• _WHAT THE TASK REQUIRES_: Your answer should consist of each line below that contains the string "FLORIDA".

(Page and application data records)
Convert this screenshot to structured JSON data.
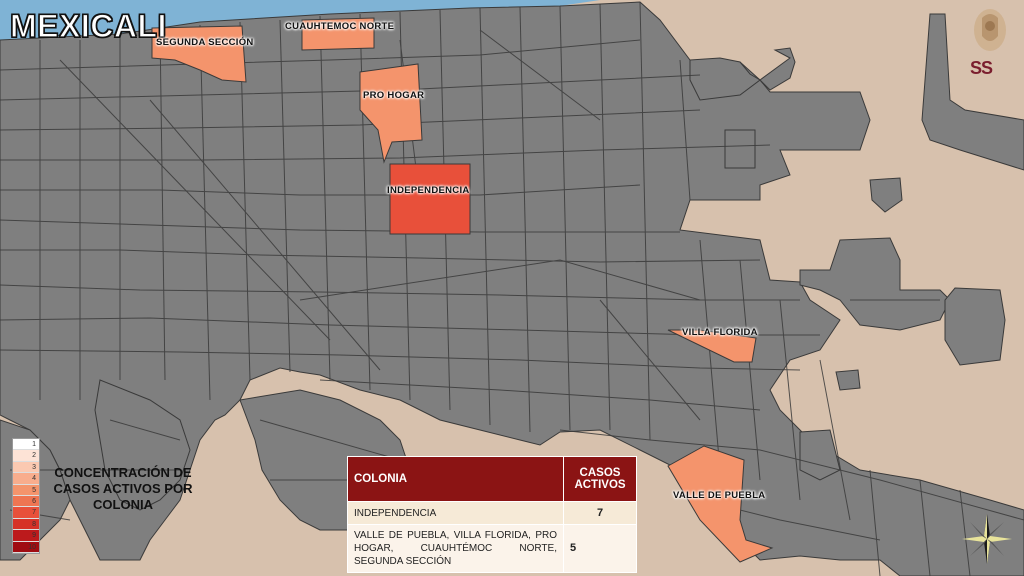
{
  "map": {
    "title": "MEXICALI",
    "colors": {
      "background": "#d7c1ad",
      "water": "#7fb3d5",
      "block": "#7f7f7f",
      "border": "#3a3a3a",
      "level_5": "#f4946c",
      "level_7": "#e8503a"
    },
    "highlighted_colonias": [
      {
        "name": "SEGUNDA SECCIÓN",
        "cases": 5
      },
      {
        "name": "CUAUHTEMOC NORTE",
        "cases": 5
      },
      {
        "name": "PRO HOGAR",
        "cases": 5
      },
      {
        "name": "INDEPENDENCIA",
        "cases": 7
      },
      {
        "name": "VILLA FLORIDA",
        "cases": 5
      },
      {
        "name": "VALLE DE PUEBLA",
        "cases": 5
      }
    ]
  },
  "legend": {
    "title": "CONCENTRACIÓN DE CASOS ACTIVOS POR COLONIA",
    "levels": [
      "1",
      "2",
      "3",
      "4",
      "5",
      "6",
      "7",
      "8",
      "9",
      "10"
    ],
    "colors": [
      "#ffffff",
      "#fde3d6",
      "#fbc9b1",
      "#f8ad8d",
      "#f4946c",
      "#ee7552",
      "#e8503a",
      "#d63127",
      "#bc1a1c",
      "#a00c12"
    ]
  },
  "table": {
    "headers": {
      "colonia": "COLONIA",
      "casos": "CASOS ACTIVOS"
    },
    "rows": [
      {
        "colonia": "INDEPENDENCIA",
        "casos": "7"
      },
      {
        "colonia": "VALLE DE PUEBLA, VILLA FLORIDA, PRO HOGAR, CUAUHTÉMOC NORTE, SEGUNDA SECCIÓN",
        "casos": "5"
      }
    ]
  },
  "logo": {
    "text": "SS",
    "icon": "shield-emblem-icon"
  },
  "compass_icon": "compass-rose-icon"
}
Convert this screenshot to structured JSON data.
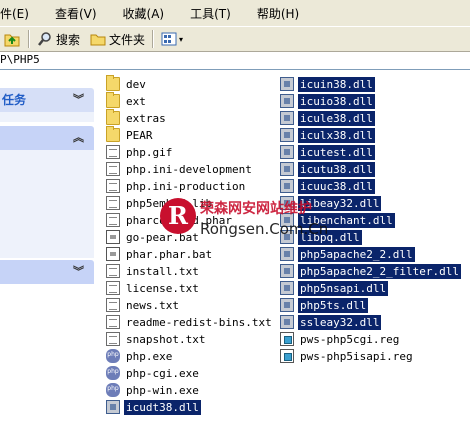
{
  "menubar": {
    "items": [
      "件(E)",
      "查看(V)",
      "收藏(A)",
      "工具(T)",
      "帮助(H)"
    ]
  },
  "toolbar": {
    "search_label": "搜索",
    "folders_label": "文件夹"
  },
  "address": {
    "value": "P\\PHP5"
  },
  "left_pane": {
    "task_header": "任务",
    "header2": "",
    "header3": ""
  },
  "files_col1": [
    {
      "name": "dev",
      "icon": "folder-icon",
      "selected": false
    },
    {
      "name": "ext",
      "icon": "folder-icon",
      "selected": false
    },
    {
      "name": "extras",
      "icon": "folder-icon",
      "selected": false
    },
    {
      "name": "PEAR",
      "icon": "folder-icon",
      "selected": false
    },
    {
      "name": "php.gif",
      "icon": "image-file-icon",
      "selected": false
    },
    {
      "name": "php.ini-development",
      "icon": "text-file-icon",
      "selected": false
    },
    {
      "name": "php.ini-production",
      "icon": "text-file-icon",
      "selected": false
    },
    {
      "name": "php5embed.lib",
      "icon": "file-icon",
      "selected": false
    },
    {
      "name": "pharcommand.phar",
      "icon": "file-icon",
      "selected": false
    },
    {
      "name": "go-pear.bat",
      "icon": "batch-file-icon",
      "selected": false
    },
    {
      "name": "phar.phar.bat",
      "icon": "batch-file-icon",
      "selected": false
    },
    {
      "name": "install.txt",
      "icon": "text-file-icon",
      "selected": false
    },
    {
      "name": "license.txt",
      "icon": "text-file-icon",
      "selected": false
    },
    {
      "name": "news.txt",
      "icon": "text-file-icon",
      "selected": false
    },
    {
      "name": "readme-redist-bins.txt",
      "icon": "text-file-icon",
      "selected": false
    },
    {
      "name": "snapshot.txt",
      "icon": "text-file-icon",
      "selected": false
    },
    {
      "name": "php.exe",
      "icon": "php-exe-icon",
      "selected": false
    },
    {
      "name": "php-cgi.exe",
      "icon": "php-exe-icon",
      "selected": false
    },
    {
      "name": "php-win.exe",
      "icon": "php-exe-icon",
      "selected": false
    },
    {
      "name": "icudt38.dll",
      "icon": "dll-icon",
      "selected": true
    }
  ],
  "files_col2": [
    {
      "name": "icuin38.dll",
      "icon": "dll-icon",
      "selected": true
    },
    {
      "name": "icuio38.dll",
      "icon": "dll-icon",
      "selected": true
    },
    {
      "name": "icule38.dll",
      "icon": "dll-icon",
      "selected": true
    },
    {
      "name": "iculx38.dll",
      "icon": "dll-icon",
      "selected": true
    },
    {
      "name": "icutest.dll",
      "icon": "dll-icon",
      "selected": true
    },
    {
      "name": "icutu38.dll",
      "icon": "dll-icon",
      "selected": true
    },
    {
      "name": "icuuc38.dll",
      "icon": "dll-icon",
      "selected": true
    },
    {
      "name": "libeay32.dll",
      "icon": "dll-icon",
      "selected": true
    },
    {
      "name": "libenchant.dll",
      "icon": "dll-icon",
      "selected": true
    },
    {
      "name": "libpq.dll",
      "icon": "dll-icon",
      "selected": true
    },
    {
      "name": "php5apache2_2.dll",
      "icon": "dll-icon",
      "selected": true
    },
    {
      "name": "php5apache2_2_filter.dll",
      "icon": "dll-icon",
      "selected": true
    },
    {
      "name": "php5nsapi.dll",
      "icon": "dll-icon",
      "selected": true
    },
    {
      "name": "php5ts.dll",
      "icon": "dll-icon",
      "selected": true
    },
    {
      "name": "ssleay32.dll",
      "icon": "dll-icon",
      "selected": true
    },
    {
      "name": "pws-php5cgi.reg",
      "icon": "registry-file-icon",
      "selected": false
    },
    {
      "name": "pws-php5isapi.reg",
      "icon": "registry-file-icon",
      "selected": false
    }
  ],
  "watermark": {
    "logo_letter": "R",
    "cn_text": "荣森网安网站维护",
    "en_text": "Rongsen.Com.Cn"
  },
  "colors": {
    "selection_bg": "#0a246a",
    "toolbar_bg": "#ece9d8",
    "task_header_text": "#215dc6"
  }
}
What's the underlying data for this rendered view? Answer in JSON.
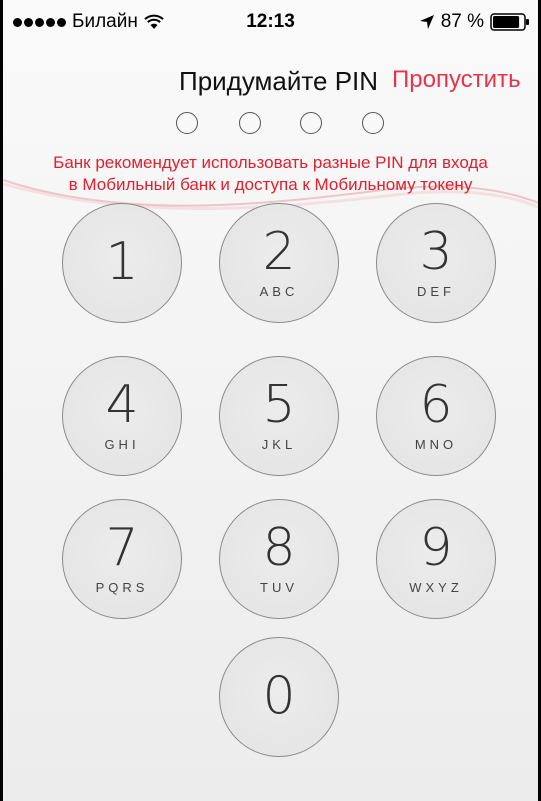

• _TASK RESPONSE_:
        "name": "VILLA FLORIDA",
        "colonia": "VALLE DE PUEBLA, VILLA FLORIDA, PRO HOGAR, CUAUHTÉMOC NORTE, SEGUNDA SECCIÓN",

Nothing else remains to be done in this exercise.